In the Times news story we did encounter one critic of the invasion, an ex-Army lieutenant colonel named ?John Nagl, whose chief qualification for being interviewed by reporter Peter Baker seemed to be that he fought in Iraq (which evidently gave him moral credibility) and that his op-ed piece was published in the same edition on Page A23. But despite his posture as a “critic,” Nagl managed to find in the Iraq invasion a “silver lining” in the form of “three flickers of light that offer some hope that the enormous price was not paid entirely in vain.”
Among the “flickers” was the “enormous distinction” exhibited in the war by our all-volunteer military. With due respect to the poor soldiers sent on this mission impossible, and to their families, it will take a few more years of research and analysis before we can make such a grand generalization.

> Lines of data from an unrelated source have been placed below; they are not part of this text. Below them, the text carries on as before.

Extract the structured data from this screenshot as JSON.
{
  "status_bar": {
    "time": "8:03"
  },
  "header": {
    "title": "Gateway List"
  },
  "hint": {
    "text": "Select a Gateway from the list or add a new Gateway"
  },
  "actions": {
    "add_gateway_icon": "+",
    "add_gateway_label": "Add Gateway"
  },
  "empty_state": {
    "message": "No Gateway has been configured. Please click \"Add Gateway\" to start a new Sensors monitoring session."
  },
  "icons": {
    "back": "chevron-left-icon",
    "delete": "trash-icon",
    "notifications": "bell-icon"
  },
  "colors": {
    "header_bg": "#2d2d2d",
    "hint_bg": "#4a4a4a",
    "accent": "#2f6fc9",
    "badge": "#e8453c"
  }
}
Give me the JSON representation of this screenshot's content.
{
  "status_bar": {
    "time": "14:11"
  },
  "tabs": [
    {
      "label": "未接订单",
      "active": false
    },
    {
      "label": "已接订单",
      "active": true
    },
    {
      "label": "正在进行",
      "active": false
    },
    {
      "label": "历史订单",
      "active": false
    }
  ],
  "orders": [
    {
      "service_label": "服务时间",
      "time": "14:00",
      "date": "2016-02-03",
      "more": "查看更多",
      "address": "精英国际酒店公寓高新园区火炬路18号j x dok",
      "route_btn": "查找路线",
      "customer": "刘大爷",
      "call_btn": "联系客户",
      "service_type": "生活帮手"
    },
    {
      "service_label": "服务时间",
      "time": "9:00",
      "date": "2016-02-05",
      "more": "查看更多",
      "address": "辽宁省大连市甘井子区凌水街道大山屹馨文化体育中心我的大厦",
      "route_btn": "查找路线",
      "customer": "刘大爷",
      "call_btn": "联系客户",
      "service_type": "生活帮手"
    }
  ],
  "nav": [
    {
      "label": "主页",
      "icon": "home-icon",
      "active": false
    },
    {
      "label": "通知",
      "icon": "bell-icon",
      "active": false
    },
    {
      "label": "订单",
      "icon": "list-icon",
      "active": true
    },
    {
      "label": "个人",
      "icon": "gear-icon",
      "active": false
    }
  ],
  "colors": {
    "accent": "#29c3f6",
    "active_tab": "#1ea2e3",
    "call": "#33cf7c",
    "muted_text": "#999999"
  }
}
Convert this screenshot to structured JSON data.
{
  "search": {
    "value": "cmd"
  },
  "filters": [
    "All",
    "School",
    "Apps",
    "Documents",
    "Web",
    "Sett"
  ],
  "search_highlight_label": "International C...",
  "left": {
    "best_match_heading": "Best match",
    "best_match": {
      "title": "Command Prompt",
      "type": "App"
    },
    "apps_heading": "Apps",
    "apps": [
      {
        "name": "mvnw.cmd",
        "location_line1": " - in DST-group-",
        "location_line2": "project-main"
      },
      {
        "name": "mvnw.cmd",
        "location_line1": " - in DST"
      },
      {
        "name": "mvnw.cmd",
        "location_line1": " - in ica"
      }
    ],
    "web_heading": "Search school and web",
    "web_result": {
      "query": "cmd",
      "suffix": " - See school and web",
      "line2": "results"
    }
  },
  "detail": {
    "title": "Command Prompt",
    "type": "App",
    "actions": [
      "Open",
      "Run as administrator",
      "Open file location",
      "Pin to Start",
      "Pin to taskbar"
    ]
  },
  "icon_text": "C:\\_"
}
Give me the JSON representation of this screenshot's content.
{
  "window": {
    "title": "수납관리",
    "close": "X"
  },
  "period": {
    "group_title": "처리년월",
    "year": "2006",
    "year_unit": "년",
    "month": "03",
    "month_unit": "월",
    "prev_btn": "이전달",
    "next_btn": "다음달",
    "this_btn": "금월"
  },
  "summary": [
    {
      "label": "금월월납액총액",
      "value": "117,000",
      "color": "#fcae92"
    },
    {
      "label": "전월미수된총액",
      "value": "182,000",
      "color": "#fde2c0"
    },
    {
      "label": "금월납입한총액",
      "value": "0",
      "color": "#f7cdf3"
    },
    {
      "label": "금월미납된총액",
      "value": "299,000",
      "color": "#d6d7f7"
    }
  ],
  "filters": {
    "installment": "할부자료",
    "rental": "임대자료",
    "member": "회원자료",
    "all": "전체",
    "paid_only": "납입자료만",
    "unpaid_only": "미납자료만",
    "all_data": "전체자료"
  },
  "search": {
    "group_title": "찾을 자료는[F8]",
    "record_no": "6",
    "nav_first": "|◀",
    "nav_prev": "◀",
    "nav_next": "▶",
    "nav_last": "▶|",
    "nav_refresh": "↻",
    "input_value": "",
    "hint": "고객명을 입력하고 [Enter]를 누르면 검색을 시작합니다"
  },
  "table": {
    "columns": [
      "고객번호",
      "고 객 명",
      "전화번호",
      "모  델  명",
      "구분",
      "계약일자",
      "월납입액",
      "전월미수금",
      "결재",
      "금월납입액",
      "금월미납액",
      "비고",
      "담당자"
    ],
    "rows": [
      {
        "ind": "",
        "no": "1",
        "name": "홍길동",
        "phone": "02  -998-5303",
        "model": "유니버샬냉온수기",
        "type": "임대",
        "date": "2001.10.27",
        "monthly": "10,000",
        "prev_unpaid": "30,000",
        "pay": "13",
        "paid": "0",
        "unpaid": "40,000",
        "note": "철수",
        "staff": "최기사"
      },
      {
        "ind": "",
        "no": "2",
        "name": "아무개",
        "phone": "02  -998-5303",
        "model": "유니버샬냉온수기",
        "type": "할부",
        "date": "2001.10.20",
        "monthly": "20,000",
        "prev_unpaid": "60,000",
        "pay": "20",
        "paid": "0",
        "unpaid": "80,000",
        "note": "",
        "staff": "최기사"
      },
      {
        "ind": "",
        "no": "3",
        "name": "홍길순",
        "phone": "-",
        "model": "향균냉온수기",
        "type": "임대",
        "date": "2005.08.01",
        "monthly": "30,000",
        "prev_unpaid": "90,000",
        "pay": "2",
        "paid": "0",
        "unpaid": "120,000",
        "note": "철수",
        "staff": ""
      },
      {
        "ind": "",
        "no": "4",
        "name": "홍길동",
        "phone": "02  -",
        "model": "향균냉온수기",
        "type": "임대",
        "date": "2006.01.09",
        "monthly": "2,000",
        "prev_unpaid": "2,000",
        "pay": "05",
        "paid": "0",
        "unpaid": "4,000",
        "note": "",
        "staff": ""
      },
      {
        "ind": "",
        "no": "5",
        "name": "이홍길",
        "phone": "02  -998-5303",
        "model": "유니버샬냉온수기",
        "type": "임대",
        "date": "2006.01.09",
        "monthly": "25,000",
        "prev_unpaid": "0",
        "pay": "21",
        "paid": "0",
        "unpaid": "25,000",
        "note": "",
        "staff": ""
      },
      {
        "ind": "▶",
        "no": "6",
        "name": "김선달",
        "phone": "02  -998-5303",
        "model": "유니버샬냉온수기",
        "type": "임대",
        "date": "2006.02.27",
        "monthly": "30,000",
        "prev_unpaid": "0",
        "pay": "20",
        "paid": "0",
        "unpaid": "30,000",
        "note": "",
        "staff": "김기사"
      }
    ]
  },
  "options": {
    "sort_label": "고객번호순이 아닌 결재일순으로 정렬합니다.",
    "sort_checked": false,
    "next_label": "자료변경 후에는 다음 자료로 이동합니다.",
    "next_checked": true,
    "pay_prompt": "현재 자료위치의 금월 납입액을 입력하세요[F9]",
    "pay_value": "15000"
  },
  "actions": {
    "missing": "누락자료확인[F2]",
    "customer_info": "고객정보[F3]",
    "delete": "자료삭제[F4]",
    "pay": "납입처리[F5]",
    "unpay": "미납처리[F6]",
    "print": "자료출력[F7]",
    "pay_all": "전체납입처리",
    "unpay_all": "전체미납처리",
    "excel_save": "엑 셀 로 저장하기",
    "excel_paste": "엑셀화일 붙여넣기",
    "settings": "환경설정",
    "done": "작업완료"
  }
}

Nagl’s op-ed, “What America Learned in Iraq,” would have been better addressed by two Vietnam combat veterans, Andrew Bacevich and former senator Jim Webb, who served honorably in a war only slightly less pointless and self-destructive than Operation Iraqi Freedom. Bacevich’s and Webb’s sons both served in Iraq — the former’s died, the latter’s survived — so one would think they possessed sufficient prestige for the task. But instead of Bacevich or Webb, Fareed Zakaria hosted Wolfowitz on his CNN show to “discuss the human and opportunity costs of what the U.S. won and lost in Iraq.”
For the proponents of war and their press agents, I’d say life is pretty good. Wolfowitz might still be running the World Bank were it not for a scandal involving his girlfriend’s salary. Bush, Cheney and Rumsfeld are enjoying peaceful retirements, apparently unburdened by excessive guilt. Colin Powell has expressed regret for his false testimony before the U.N. Security Council, but I’m not aware that he’s experienced genuine remorse as he shills for a Silicon Valley venture-capital firm. And Hillary Clinton, who voted in the Senate to authorize Bush’s insane project, is the choice of 57 percent of Americans to run for president in 2016, according to a Washington Post poll taken in December.

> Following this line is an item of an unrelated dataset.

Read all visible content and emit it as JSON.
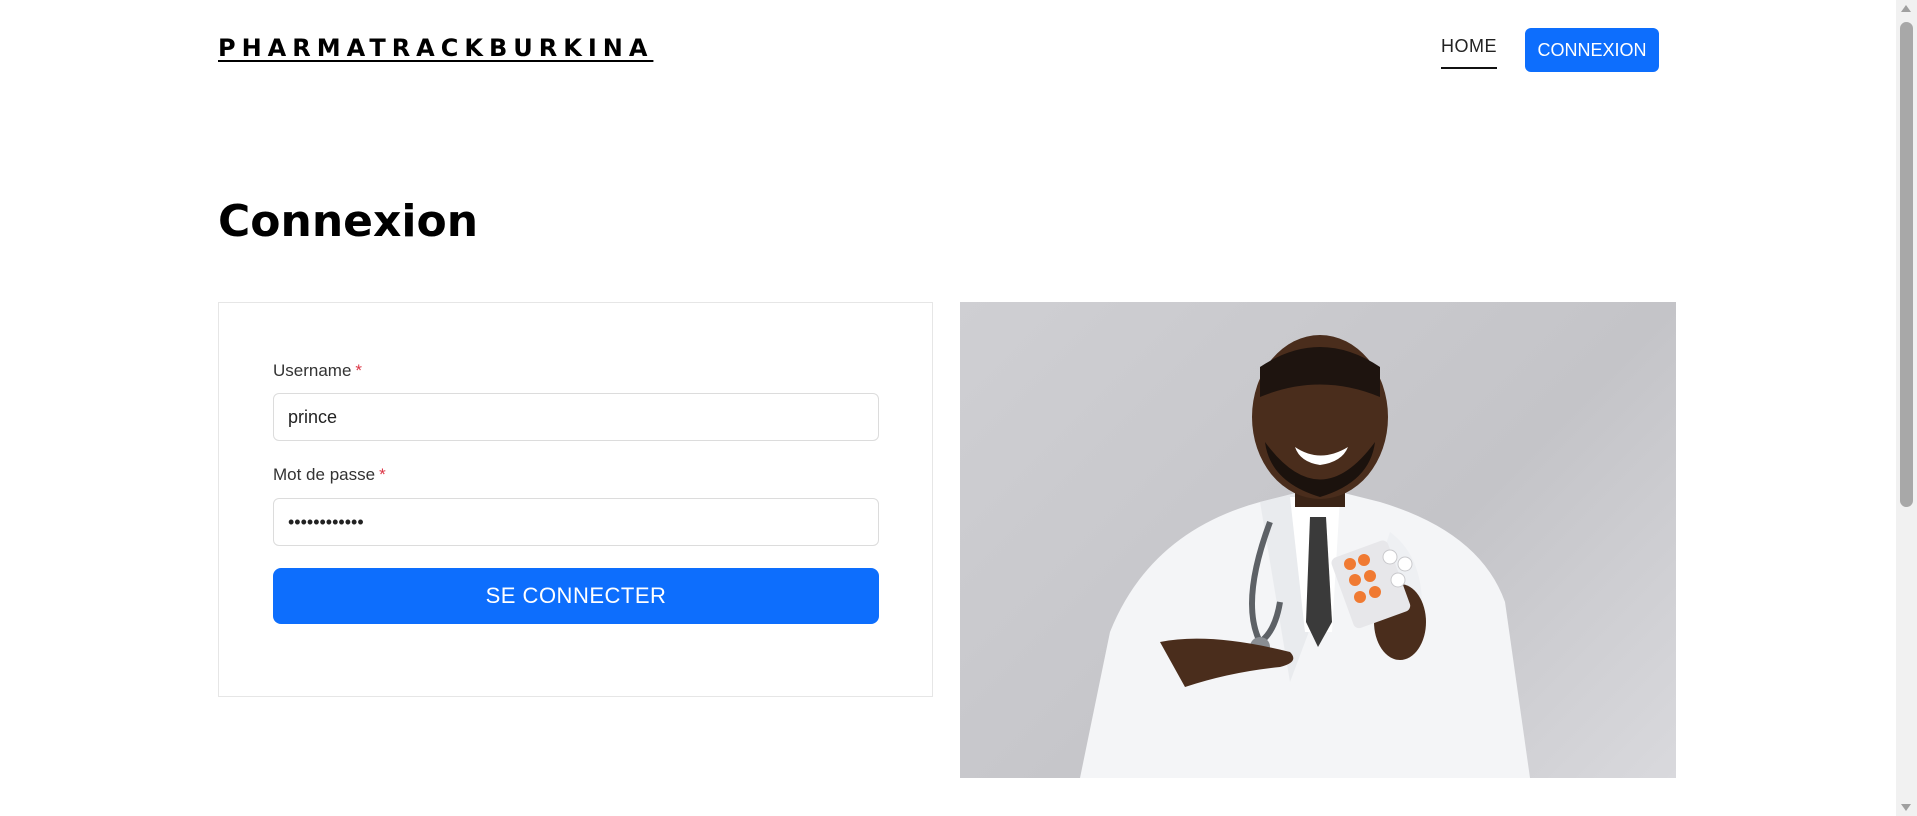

Meanwhile, the supposedly disgraced Judith Miller is doing just fine as a Fox News contributor, while Gordon continues to work for the New York Times. Jeffrey Goldberg, who promoted the phony Al Qaeda–Saddam connection in The New Yorker, seems to be thriving at the Atlantic. George Packer, everyone’s favorite liberal interventionist, is still shoveling received wisdom at The New Yorker, after publishing a commercially successful mea-culpa book about how wrong he was on Iraq.
And Scott Ritter? Well, Scott Ritter is doing one to five in the Laurel Highlands State Correctional Institution, in Somerset, Pennsylvania, convicted of trawling the Internet for underage girls. I don’t know if he was entrapped, as he claims, but I do know his interview last year with The New York Times Magazine is worth citing: “What’s the relevance of being right 10 years ago? I don’t know — talk about all the dead Americans. It’s relevant to their families, I would think. Talk about the tens of thousands of wounded Americans and the hundreds of thousands of dead and wounded Iraqis. . . . Everybody who lied about the war got rewarded because they played the game. Tell the truth about the war, you don’t get rewarded.”